As the term suggests, the adjustable-rate mortgages are subject to interest rate adjustment. Consequently your loan payment can go up when interest rates increase, however, if interest rates go down, the monthly paymentwill decrease with adjustable-rate mortgages.

Now you might be thinking, âwhy would anyone get involved with a loan with a variable interest rate? The reason for many home buyers is the lower interest rate for the 1st year. A lower interest rate means prospective home buyers can borrow more money from the bank or mortgage broker and thus purchase a more expensive home.

Another reason home buyers choose ARMs is because they believe interest rates will be going down, and consequently, their payment will decrease. In 1982 mortgage rates were 18%. So a prospective homeowner who took out an adjustable-rate mortgage in 1982 would have seen their monthly loan payment decrease as the years rolled along.

Home buyers who believe they will remain in the home for a few years are attracted to adjustable-rate mortgages because of the lower initial interest rate and the belief that even if the interest rates do increase, they will have moved on to another houseor will be transferred by their employer.

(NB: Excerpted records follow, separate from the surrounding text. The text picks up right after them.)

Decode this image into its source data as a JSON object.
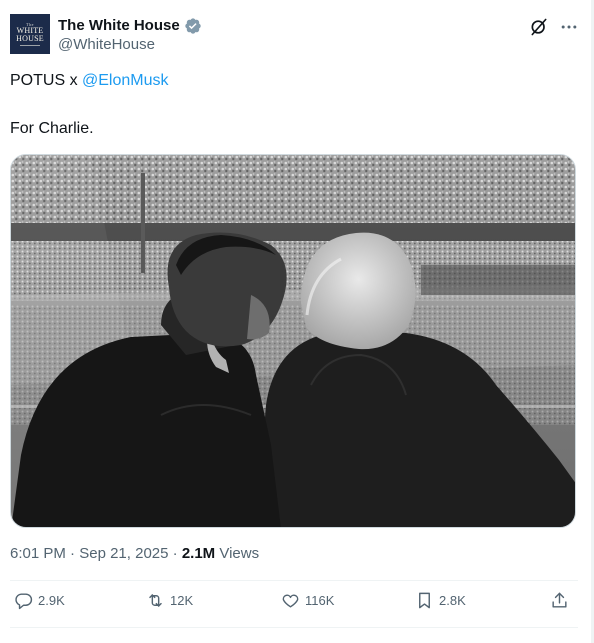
{
  "author": {
    "display_name": "The White House",
    "handle": "@WhiteHouse",
    "avatar_lines": [
      "The",
      "WHITE",
      "HOUSE"
    ]
  },
  "tweet": {
    "line1_prefix": "POTUS x ",
    "line1_mention": "@ElonMusk",
    "line2": "For Charlie."
  },
  "meta": {
    "time": "6:01 PM",
    "sep": " · ",
    "date": "Sep 21, 2025",
    "sep2": " · ",
    "views_count": "2.1M",
    "views_label": " Views"
  },
  "actions": {
    "replies": "2.9K",
    "reposts": "12K",
    "likes": "116K",
    "bookmarks": "2.8K"
  },
  "colors": {
    "accent": "#1d9bf0",
    "muted": "#536471",
    "text": "#0f1419"
  },
  "icons": [
    "verified-badge-icon",
    "grok-icon",
    "more-icon",
    "reply-icon",
    "repost-icon",
    "like-icon",
    "bookmark-icon",
    "share-icon"
  ]
}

Sadly, many sub-prime mortgages were structured with an adjustable-rate mortgage and millions of homeowners were not able to keep up with the increasing interest rate adjustments.